Starting at midday today, Shoreditch High Street's Hackney House is holding a Fashion Day event. Aiming to showcase the best of Hackney's colourful fashion scene, it includes everything from a display of recent BA Graduates from London College of Fashion to an exhibition of designs from Matthew Miller, SIBLING and Christopher Raeburn; Tatty Devine and WAH nails stalls to an interactive installation from milliner Piers Atkinson.
Rising London menswear designer Matthew Miller will be taking part in the 'Cultural Olympics' event today. Apt, as his S/S13 show, which took place in June at the inaugural London Collections: Men, featured a cool combination of texture and print in sartorial silhouettes and timely, sportier styles. Known for his love of sport, Dazed Digital asked Miller for his thoughts on the Olympics so far.
Dazed Digital: What's the best and worst thing about the Olympics?
Matthew Miller: I live and work in Hackney Wick so I've seen the Olympics rise from the waste grounds that surround my studio, I have an unparalleled love and hate attitude towards the Olympics. I love the intelligence and thought that has gone into the infrastructure and future use of facilities. I have no doubt that these Olympics will change the world in that respect, and the way we approach global development. The worst is the management of the 'people's' Olympics – this has been nothing further from the truth.
I think London is in boom time creatively, and it always seems to hit its stride during the tough years. Not having the money to spend on lavish holidays, huge houses or three piece suites, really frees people to say 'fuck it', and that ultimately gifts them freedom

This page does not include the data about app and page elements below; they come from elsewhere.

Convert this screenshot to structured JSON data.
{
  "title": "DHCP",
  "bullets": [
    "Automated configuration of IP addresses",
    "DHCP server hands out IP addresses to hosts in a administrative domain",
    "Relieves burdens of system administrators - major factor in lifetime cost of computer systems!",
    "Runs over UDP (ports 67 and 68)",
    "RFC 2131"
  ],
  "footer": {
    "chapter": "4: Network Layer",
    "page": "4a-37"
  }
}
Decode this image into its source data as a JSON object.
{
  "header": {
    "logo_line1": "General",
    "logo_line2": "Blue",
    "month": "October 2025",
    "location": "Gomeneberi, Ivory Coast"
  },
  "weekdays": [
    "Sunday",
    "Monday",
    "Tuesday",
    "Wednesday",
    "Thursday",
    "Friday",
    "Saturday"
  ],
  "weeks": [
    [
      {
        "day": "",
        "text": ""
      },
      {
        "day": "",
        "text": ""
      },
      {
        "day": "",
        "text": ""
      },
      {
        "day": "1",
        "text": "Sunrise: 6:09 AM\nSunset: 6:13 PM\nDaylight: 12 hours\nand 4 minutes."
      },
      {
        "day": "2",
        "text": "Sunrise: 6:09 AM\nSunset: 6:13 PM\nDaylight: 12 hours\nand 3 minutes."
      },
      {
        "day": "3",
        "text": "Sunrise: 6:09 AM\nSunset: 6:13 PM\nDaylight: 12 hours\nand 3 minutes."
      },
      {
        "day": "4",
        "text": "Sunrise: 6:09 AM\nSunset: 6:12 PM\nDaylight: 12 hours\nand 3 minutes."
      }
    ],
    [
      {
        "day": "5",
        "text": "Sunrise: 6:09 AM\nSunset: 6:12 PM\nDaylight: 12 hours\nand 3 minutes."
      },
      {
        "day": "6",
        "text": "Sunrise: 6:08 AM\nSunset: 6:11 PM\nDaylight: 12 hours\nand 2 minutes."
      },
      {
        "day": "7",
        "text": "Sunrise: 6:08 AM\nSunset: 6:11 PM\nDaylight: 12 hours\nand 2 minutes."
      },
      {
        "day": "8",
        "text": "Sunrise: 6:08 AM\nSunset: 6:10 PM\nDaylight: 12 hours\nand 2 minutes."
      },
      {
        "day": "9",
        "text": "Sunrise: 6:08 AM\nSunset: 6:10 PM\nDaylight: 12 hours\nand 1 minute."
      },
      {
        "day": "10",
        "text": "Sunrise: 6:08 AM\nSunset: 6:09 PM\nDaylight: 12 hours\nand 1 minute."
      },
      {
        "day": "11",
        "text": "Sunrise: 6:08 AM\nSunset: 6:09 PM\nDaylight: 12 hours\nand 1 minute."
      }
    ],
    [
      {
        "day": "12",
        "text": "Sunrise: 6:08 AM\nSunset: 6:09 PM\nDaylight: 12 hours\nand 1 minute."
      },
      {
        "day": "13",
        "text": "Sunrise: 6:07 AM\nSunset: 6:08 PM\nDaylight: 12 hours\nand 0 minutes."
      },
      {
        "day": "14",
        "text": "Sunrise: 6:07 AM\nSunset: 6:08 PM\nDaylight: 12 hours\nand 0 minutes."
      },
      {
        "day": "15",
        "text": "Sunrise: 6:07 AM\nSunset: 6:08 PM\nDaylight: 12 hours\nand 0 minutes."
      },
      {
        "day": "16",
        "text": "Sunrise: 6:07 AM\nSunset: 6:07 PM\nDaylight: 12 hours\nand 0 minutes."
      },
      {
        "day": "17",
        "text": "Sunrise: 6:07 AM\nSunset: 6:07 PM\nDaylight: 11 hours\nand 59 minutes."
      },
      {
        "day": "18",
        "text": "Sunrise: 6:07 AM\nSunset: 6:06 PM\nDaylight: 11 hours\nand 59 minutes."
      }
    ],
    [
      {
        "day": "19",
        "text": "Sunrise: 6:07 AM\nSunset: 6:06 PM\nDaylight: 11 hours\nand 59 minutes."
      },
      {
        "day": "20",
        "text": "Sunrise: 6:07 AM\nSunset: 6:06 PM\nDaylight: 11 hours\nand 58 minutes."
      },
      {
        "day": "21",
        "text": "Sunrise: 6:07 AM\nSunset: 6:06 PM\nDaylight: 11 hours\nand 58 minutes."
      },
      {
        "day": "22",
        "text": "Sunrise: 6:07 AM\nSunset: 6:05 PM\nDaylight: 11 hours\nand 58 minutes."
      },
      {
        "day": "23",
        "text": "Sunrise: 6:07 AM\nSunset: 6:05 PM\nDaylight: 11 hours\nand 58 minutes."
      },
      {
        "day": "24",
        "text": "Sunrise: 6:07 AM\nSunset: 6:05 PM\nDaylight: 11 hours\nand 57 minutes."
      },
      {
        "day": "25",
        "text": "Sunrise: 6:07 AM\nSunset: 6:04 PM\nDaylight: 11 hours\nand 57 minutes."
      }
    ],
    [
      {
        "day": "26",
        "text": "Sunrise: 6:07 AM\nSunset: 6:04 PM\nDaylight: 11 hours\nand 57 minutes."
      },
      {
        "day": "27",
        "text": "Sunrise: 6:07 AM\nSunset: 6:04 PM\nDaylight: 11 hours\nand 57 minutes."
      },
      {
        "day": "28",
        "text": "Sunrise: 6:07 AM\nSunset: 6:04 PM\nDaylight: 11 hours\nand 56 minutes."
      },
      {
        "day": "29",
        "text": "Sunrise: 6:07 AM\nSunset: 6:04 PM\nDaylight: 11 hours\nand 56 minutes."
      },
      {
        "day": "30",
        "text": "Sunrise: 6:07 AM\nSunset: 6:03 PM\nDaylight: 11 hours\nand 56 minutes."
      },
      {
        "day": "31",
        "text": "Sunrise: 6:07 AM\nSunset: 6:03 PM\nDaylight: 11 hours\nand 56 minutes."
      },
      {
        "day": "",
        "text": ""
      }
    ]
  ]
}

DD: In the past, your work has referenced sportswear. How do you feel about the British athlete's uniforms and how would you have designed them differently?
Matthew Miller: I personally feel fame now dictates design. If you look at the fundamentals of why Stella [McCartney] was chosen to design the Team GB kits it had nothing to do with performance, nothing to do with the dynamics of athletes and their movements and it says nothing to the despondent youth culture that surrounds the Olympic park. I would have set about the design project by working with the local boroughs surrounding Hackney, the local schools and colleges, and with Adidas to refine a student finalist's designs. That huge design fee could have gone into inspiring youth how to think their way out of situations and ultimately create their environment around them.
DD: London appears to be having a resurgence at the moment, what with LC:M and the Olympics. As an east London-based designer do you think this has effected your designs, or at least how people perceive them?
Matthew Miller: I think London is in a boom time creatively, and it always seems to hit its stride during the tough years. Not having the money to spend on lavish holidays, huge houses or three piece suites, really frees people to say 'fuck it', and that ultimately gifts them freedom. I feel, as a young designer, there has never been a better time to be a designer without the constraints of shareholders.